Recently, the foundations of the modern society have been impacted significantly by the rapid spread…
In our blog today we are hosting Eloïse Germain-Alamartine who is a Marie Skłodowska-Curie early-stage researcher based at Linköping University. Eloïse is interested in the role of universities in innovation and regional development. More specifically, her work examines the relevance of doctoral education for the labour market, in particular, via studying collaborations between universities and science parks.
When imagining a doctoral student, what picture pops up in your mind first? Probably, a hackneyed stereotype of a face hidden behind glasses, pale and tired from long hours spent in the darkness of a library, giving endless and incomprehensible explanations about their work. “Lab rats”, as one industrial employer once told me, are no longer necessarily looked for. Master’s graduates are generally preferred by industrial employers, as they are often seen as more dynamic and flexible, partly thanks to numerous and paying off efforts made by universities to increase their employability.
This stereotype has been persisting despite doctoral studies becoming more and more digitalized and interactive in the researchers’ surrounding environment. For decades, there were scarcely few doctorate holders, often isolated in their ‘ivory tower’. The doctoral degree took much longer time to acquire and was often the reward for a long academic career, what means that PhD graduates were in general much older than today. Nowadays, on the contrary, PhD marks the start of an academic career and can be considered as a “license to do research” as once pointed out by one of my interviewees. Besides, PhD holders’ careers get increasingly varied: within academia, grant application and research valorisation are added to the traditional teaching and research missions. Outside academia, doctorate holders can find varied jobs in industry, for example, positions along a R&D line or even hybrid ones, for instance, dealing with university relations.
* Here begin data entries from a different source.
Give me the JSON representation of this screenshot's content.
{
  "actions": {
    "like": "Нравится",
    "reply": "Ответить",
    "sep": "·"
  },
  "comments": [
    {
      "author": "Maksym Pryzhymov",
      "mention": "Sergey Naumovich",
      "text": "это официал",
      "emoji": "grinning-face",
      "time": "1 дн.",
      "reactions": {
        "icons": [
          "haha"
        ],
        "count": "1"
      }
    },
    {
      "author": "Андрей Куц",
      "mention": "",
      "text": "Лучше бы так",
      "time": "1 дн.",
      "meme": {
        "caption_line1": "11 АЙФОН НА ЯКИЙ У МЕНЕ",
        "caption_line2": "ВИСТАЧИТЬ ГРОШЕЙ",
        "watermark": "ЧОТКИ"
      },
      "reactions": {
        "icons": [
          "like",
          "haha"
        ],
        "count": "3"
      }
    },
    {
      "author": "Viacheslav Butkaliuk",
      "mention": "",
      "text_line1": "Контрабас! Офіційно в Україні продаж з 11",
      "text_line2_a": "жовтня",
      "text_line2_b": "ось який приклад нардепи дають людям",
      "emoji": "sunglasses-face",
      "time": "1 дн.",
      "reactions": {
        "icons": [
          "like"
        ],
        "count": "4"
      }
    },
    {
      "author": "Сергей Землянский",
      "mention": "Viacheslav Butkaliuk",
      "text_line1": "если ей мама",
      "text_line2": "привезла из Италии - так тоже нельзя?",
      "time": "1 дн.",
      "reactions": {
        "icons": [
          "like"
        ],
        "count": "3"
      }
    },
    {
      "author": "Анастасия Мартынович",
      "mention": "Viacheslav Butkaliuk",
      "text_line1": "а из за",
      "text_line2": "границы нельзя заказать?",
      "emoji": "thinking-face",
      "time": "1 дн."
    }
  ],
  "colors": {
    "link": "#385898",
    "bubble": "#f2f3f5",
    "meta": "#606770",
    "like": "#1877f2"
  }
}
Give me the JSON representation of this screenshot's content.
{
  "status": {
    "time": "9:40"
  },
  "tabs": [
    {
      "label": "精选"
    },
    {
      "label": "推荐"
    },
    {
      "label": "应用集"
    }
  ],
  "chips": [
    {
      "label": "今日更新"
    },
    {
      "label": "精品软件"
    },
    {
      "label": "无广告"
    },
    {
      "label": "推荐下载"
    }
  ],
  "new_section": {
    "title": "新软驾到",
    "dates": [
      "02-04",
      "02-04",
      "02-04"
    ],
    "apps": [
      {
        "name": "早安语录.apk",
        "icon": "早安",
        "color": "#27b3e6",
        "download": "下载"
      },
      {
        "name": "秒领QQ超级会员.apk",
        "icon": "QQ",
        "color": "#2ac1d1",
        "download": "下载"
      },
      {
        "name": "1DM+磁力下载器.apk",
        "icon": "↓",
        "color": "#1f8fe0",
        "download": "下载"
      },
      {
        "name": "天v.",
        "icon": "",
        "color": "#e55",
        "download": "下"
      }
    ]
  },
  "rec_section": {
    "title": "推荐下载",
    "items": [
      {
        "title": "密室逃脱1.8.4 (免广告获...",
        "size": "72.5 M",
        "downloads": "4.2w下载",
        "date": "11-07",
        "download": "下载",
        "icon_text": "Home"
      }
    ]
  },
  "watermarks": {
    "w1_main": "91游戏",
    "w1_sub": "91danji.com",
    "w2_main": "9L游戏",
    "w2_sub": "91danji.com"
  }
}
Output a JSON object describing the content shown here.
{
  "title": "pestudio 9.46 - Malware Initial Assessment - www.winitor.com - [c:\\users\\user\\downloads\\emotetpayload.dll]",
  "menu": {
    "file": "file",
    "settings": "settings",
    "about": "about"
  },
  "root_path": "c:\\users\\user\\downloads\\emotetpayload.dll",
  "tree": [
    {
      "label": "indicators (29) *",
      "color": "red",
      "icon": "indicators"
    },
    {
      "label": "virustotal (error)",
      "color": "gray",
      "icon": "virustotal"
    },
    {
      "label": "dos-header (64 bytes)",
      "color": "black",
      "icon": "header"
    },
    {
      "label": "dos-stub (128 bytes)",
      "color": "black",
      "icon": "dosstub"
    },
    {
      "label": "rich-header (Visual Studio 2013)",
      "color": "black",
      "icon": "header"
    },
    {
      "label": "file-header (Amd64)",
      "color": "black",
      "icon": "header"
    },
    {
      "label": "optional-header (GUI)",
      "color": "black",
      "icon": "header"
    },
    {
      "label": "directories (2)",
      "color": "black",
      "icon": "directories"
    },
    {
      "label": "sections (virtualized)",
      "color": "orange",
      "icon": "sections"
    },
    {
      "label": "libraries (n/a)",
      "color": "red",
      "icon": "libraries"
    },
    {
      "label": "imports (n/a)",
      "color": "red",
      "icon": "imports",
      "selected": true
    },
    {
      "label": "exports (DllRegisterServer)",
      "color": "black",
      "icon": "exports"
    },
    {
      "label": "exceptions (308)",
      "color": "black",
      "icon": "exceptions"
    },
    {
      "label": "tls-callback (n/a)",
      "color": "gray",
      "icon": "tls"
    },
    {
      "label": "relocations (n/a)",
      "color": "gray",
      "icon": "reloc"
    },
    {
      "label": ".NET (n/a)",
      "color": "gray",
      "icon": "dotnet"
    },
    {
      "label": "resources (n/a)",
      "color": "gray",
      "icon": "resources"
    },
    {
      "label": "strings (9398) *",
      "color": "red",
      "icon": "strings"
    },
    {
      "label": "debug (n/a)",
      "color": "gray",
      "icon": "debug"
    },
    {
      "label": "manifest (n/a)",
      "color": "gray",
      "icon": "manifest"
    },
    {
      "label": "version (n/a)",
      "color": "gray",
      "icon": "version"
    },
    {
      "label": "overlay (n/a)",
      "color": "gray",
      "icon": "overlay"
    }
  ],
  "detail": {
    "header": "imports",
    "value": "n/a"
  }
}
Although it can be less visible than for master’s students, numerous initiatives have been implemented in the last decades to increase employability of PhD graduates, in particular by universities. Collaboration with industry has been crucial in these efforts: the involvement of industrial employers in curriculum design through their inclusion in academic boards or by consulting them through workshops. For example, it is exactly what the Autonomous University of Barcelona (UAB) did when building its Professional Competence Model for UAB Researchers. Industrial PhD programmes have been increasingly popular, and proved to be successful in France and Nordic countries, and now finding their way in Spain (Catalonia) and Italy. However, job mismatches are still observed on the non-academic labour market for PhD holders. It only shows that these initiatives need to be continued and broadened as still too many employers do not seem to grasp the added value of doctoral education and doctoral-level skills.
The challenge in doctoral education is to find the right balance between its standardisation, customization and differentiation. On the one hand, at the European level, standardisation is necessary for easier evaluation of skills and recruitment processes – note the ECTS system applied at the doctoral level of education, for instance. On the other hand, customization is needed to improve competitiveness on the labour market. Industry can play an important role in finding a balancing act by bringing the sufficient degree of differentiation in a standardised system. When providing more or less formally inter-sectoral mobility experiences and industrial know-how to doctoral students, industrial actors take part in shaping and complementing doctoral education. They offer opportunities to apply theory into practice in industry-specific settings, adding a practical ‘stamp’ to the doctoral degree, which can increase its relevance and legitimacy in the eyes of non-academic employers.
The conclusions presented above are made within the research done in the framework of the EU-funded project RUNIN (The Role of Universities in Innovation and Regional Development). The research aims to study the relevance of mobility and collaboration initiatives in doctoral education, and to explore how the model of an entrepreneurial university can help and enhance the employability of doctoral students. To learn more about these issues, check recent publications:
- Germain-Alamartine, E. (2019). Doctoral education and employment in the regions: the case of Catalonia. Regional Studies, Regional Science, 6(1), 299-318.
- Germain-Alamartine, E., & Moghadam-Saman, S. (2019). Aligning doctoral education with local industrial employers’ needs: a comparative case study. European Planning Studies, 1-21.
- Moghadam-Saman, S. (2019). Collaboration of doctoral researchers with industry: A critical realist theorization. Industry and Higher Education.
- Germain-Alamartine, E. (2018). The Integration of Collaboration Skills in Doctoral Education.
 For a typology of researchers’ careers, see: Cañibano, C., Woolley, R., Iversen, E. J., Hinze, S., Hornbostel, S., & Tesch, J. (2018). A conceptual framework for studying science research careers. Journal of Technology Transfer, 1–29.
 To learn more about job mismatches of doctorate holders, see: Germain-Alamartine, E. (2019). Doctoral education and employment in the regions: the case of Catalonia. Regional Studies, Regional Science, 6(1), 299-318.